-- Activity --
Go through the lines below and copy each one that holds the string "description".

Records for processing Block Start

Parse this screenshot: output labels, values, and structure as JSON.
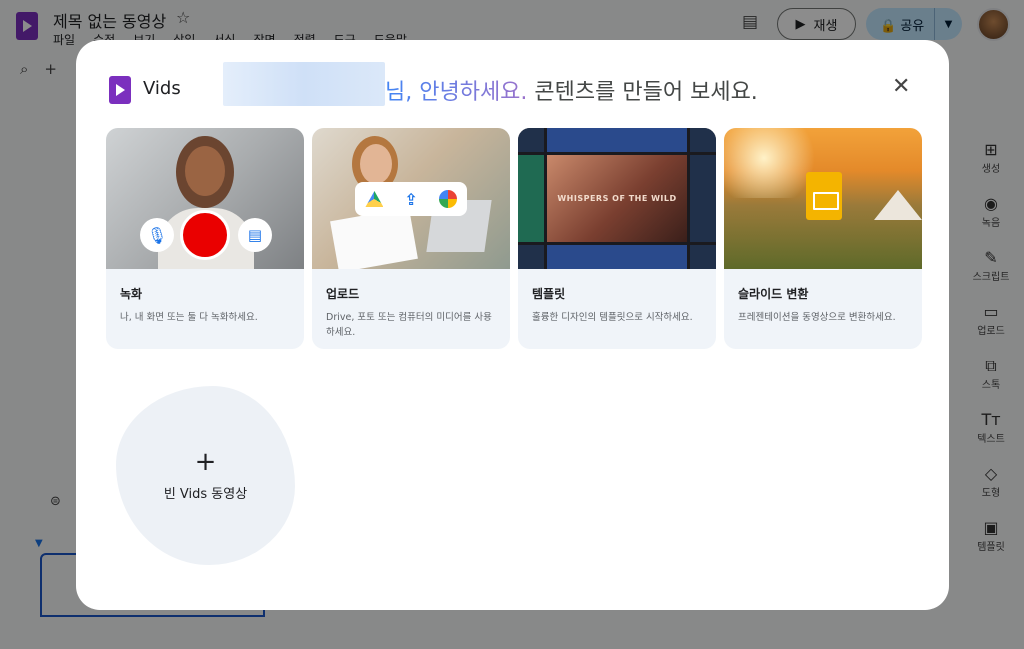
{
  "app": {
    "title": "제목 없는 동영상",
    "menu": [
      "파일",
      "수정",
      "보기",
      "삽입",
      "서식",
      "장면",
      "정렬",
      "도구",
      "도움말"
    ],
    "play_label": "재생",
    "share_label": "공유",
    "rail": [
      {
        "icon": "generate-icon",
        "label": "생성"
      },
      {
        "icon": "record-icon",
        "label": "녹음"
      },
      {
        "icon": "script-icon",
        "label": "스크립트"
      },
      {
        "icon": "upload-icon",
        "label": "업로드"
      },
      {
        "icon": "stock-icon",
        "label": "스톡"
      },
      {
        "icon": "text-icon",
        "label": "텍스트"
      },
      {
        "icon": "shape-icon",
        "label": "도형"
      },
      {
        "icon": "template-icon",
        "label": "템플릿"
      }
    ]
  },
  "dialog": {
    "brand": "Vids",
    "greeting_highlight": "님, 안녕하세요.",
    "greeting_rest": "콘텐츠를 만들어 보세요.",
    "cards": [
      {
        "title": "녹화",
        "description": "나, 내 화면 또는 둘 다 녹화하세요."
      },
      {
        "title": "업로드",
        "description": "Drive, 포토 또는 컴퓨터의 미디어를 사용하세요."
      },
      {
        "title": "템플릿",
        "description": "훌륭한 디자인의 템플릿으로 시작하세요."
      },
      {
        "title": "슬라이드 변환",
        "description": "프레젠테이션을 동영상으로 변환하세요."
      }
    ],
    "template_preview_text": "WHISPERS OF THE WILD",
    "blank_label": "빈 Vids 동영상"
  }
}
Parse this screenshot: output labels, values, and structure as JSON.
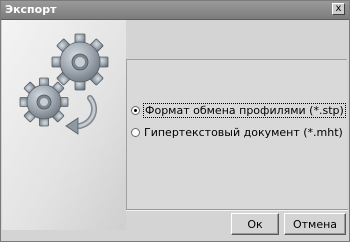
{
  "window": {
    "title": "Экспорт",
    "close_glyph": "x"
  },
  "options": [
    {
      "label": "Формат обмена профилями (*.stp)",
      "checked": true
    },
    {
      "label": "Гипертекстовый документ (*.mht)",
      "checked": false
    }
  ],
  "buttons": {
    "ok": "Ок",
    "cancel": "Отмена"
  },
  "icons": {
    "art": "gears-cycle-icon"
  },
  "colors": {
    "titlebar": "#8a8a8a",
    "panel": "#d4d4d4",
    "gear": "#9ea7b0"
  }
}
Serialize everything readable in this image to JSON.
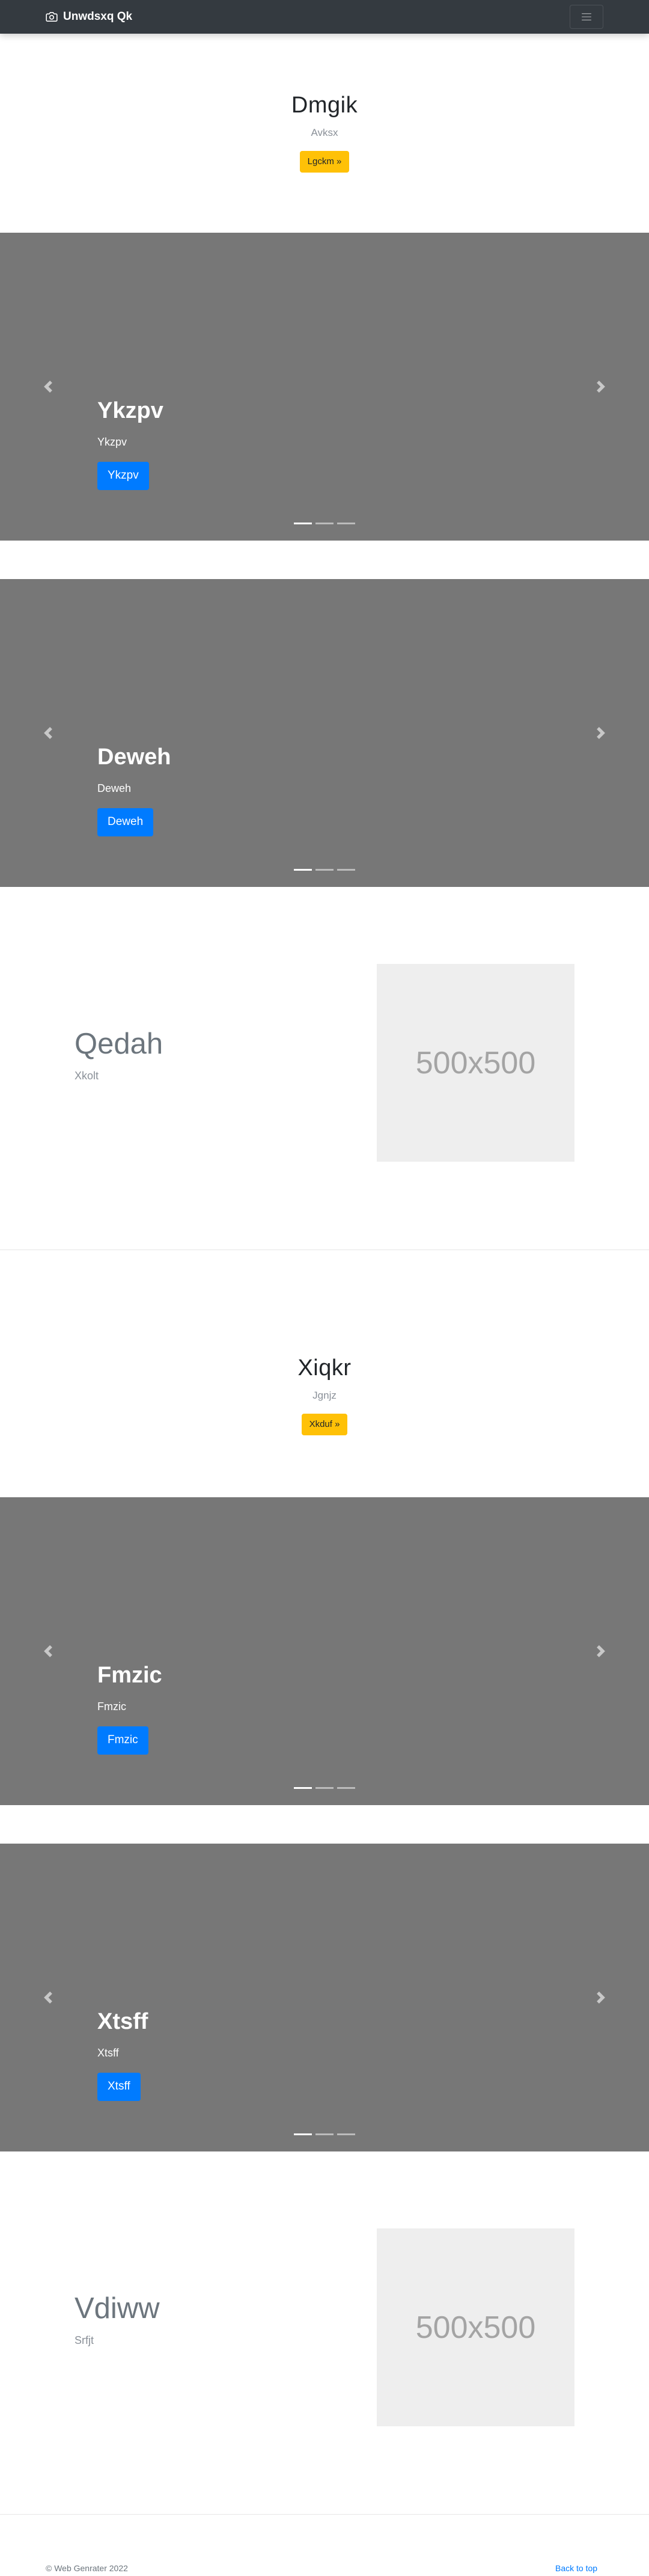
{
  "navbar": {
    "brand": "Unwdsxq Qk",
    "brand_icon": "camera-icon",
    "menu_icon": "hamburger-menu-icon"
  },
  "hero1": {
    "title": "Dmgik",
    "subtitle": "Avksx",
    "button": "Lgckm »"
  },
  "carousel1": {
    "title": "Ykzpv",
    "text": "Ykzpv",
    "button": "Ykzpv",
    "active_slide": 1,
    "slide_count": 3
  },
  "carousel2": {
    "title": "Deweh",
    "text": "Deweh",
    "button": "Deweh",
    "active_slide": 1,
    "slide_count": 3
  },
  "feature1": {
    "title": "Qedah",
    "subtitle": "Xkolt",
    "image_text": "500x500"
  },
  "hero2": {
    "title": "Xiqkr",
    "subtitle": "Jgnjz",
    "button": "Xkduf »"
  },
  "carousel3": {
    "title": "Fmzic",
    "text": "Fmzic",
    "button": "Fmzic",
    "active_slide": 1,
    "slide_count": 3
  },
  "carousel4": {
    "title": "Xtsff",
    "text": "Xtsff",
    "button": "Xtsff",
    "active_slide": 1,
    "slide_count": 3
  },
  "feature2": {
    "title": "Vdiww",
    "subtitle": "Srfjt",
    "image_text": "500x500"
  },
  "footer": {
    "copyright": "© Web Genrater 2022",
    "back_to_top": "Back to top"
  },
  "colors": {
    "navbar_bg": "#343a40",
    "carousel_bg": "#777777",
    "primary": "#007bff",
    "warning": "#ffc107",
    "placeholder_bg": "#eeeeee"
  }
}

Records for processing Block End

-- Solution for this exercise --
        "description": "나, 내 화면 또는 둘 다 녹화하세요."
        "description": "Drive, 포토 또는 컴퓨터의 미디어를 사용하세요."
        "description": "훌륭한 디자인의 템플릿으로 시작하세요."
        "description": "프레젠테이션을 동영상으로 변환하세요."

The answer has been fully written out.